Friday, October 31

Marc Davis, the Animator

Earlier this month, Disney Editions released a long-awaited coffee table book featuring the art of Marc Davis. Aptly titled "Marc Davis: Walt Disney's Renaissance Man", it showcases every facet of his prolific career - from student to mentor.

It's far from comprehensive (perhaps an impossible feat for one publication alone), but its intention is admirable. To preview his portfolio without regarding all of his talents would make for a pretty ineffective book. Davis' ability to effortlessly transition mediums and subject matter was this man's genius.

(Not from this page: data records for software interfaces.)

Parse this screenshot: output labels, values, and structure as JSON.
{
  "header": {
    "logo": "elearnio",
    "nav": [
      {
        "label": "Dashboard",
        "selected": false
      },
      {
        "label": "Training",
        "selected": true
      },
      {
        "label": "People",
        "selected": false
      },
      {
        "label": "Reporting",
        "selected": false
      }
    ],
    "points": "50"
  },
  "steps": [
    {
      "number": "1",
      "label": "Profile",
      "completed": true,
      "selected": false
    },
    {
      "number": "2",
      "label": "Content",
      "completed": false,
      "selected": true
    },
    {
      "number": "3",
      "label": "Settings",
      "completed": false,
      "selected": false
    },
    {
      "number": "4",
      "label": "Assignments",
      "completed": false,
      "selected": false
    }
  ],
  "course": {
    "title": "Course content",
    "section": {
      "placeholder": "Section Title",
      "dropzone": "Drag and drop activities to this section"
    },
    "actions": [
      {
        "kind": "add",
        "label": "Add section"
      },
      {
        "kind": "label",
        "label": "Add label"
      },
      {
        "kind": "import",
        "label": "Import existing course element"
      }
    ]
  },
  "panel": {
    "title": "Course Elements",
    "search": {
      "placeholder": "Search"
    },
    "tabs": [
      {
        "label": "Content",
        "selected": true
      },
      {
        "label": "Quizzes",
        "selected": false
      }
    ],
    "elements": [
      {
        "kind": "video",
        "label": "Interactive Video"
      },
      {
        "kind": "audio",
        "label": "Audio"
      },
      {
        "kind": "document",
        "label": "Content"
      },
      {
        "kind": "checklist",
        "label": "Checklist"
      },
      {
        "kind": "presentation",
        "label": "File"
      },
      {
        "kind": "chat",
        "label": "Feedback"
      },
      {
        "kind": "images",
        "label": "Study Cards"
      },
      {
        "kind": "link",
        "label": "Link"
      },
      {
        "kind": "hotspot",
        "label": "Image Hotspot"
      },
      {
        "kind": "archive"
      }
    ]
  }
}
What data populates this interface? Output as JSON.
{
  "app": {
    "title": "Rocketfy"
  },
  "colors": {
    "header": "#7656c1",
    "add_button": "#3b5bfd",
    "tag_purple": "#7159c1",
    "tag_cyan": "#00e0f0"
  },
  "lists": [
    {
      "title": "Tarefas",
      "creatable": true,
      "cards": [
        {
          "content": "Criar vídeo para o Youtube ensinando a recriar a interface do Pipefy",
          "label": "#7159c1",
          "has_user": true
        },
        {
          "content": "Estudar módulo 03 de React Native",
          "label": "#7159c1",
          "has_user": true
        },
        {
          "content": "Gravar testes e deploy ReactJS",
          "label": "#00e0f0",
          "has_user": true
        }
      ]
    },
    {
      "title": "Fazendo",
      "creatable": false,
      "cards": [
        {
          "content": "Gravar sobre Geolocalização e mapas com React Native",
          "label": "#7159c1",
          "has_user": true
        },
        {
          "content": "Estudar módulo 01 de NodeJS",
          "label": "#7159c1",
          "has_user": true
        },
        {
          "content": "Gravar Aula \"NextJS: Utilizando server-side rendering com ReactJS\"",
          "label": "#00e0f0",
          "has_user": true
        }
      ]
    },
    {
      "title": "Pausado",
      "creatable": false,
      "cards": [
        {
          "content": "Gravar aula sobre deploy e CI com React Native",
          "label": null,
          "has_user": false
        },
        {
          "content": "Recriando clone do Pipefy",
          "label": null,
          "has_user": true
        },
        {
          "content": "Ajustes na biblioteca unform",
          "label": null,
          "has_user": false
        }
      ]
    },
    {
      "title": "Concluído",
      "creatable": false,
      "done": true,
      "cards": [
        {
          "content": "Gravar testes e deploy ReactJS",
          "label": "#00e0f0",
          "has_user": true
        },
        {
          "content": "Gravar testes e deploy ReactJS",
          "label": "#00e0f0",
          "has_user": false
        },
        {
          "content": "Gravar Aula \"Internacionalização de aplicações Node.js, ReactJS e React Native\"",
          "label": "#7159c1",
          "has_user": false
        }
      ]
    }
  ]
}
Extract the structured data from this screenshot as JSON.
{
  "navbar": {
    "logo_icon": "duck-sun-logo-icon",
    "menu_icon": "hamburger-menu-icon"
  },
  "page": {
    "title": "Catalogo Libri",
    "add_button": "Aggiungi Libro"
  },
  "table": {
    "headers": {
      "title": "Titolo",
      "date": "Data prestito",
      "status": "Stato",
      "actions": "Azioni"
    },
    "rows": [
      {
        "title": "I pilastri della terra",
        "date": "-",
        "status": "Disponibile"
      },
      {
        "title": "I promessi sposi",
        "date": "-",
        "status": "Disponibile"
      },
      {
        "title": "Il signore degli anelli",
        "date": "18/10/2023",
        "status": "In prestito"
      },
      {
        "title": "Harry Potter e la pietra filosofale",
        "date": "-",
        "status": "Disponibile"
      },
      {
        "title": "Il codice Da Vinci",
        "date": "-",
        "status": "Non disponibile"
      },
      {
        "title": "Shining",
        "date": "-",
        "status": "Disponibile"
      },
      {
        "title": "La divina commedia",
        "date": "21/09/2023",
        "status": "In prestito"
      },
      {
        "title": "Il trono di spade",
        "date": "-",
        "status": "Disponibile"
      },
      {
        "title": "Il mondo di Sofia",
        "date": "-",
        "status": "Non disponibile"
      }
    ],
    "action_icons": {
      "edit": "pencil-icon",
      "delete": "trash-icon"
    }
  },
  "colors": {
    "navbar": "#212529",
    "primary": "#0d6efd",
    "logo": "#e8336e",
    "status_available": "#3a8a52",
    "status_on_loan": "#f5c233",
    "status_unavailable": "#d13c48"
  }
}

With the release of the new book, I thought it was high time to finish up a personal project of mine that I started way back at the beginning of the year. I normally wouldn't share a project that isn't theme park related on this blog, but I'm taking a page out of Marc Davis' career and branching out from a typical subject matter. Today, I'm sharing a project that celebrates Marc's contribution to animation:
Some 76 hours (collectively), 530 drawings, and two all-nighters went into this beast of a project - a portrait made entirely out of production drawings of Marc Davis characters.

I collected as many of Marc's own drawings as I could, but I couldn't verify nearly enough to fill up an entire portrait. So I went for the (mildly) more tangible approach of utilizing animators' drawings of the characters Marc Davis either supervised or contributed towards.

Although somewhat daunting, it was a pleasure to play archivist and dig up all these stunning production drawings. I don't think one can truly appreciate an animator's job until they're given the opportunity to thoroughly study the draftsmanship and meticulous care that go into each sketch. True pieces of art, no doubt.

I started out by drawing the values of his face in Photoshop (based off a 1981 photograph taken when he invited a documentary crew into his home), then I lowered the opacity and started blending the character sketches on top. I added a bit of paper texture to finish everything off and make the drawings look more natural.

Some detail shots:
The illustration would be ideal as an oversized print, 26" x 34".
Now if I was really ambitious, an entire "Nine Old Men" series would make for the ultimate display! Perhaps I'll tackle that someday, but for now I think I'll take a breather.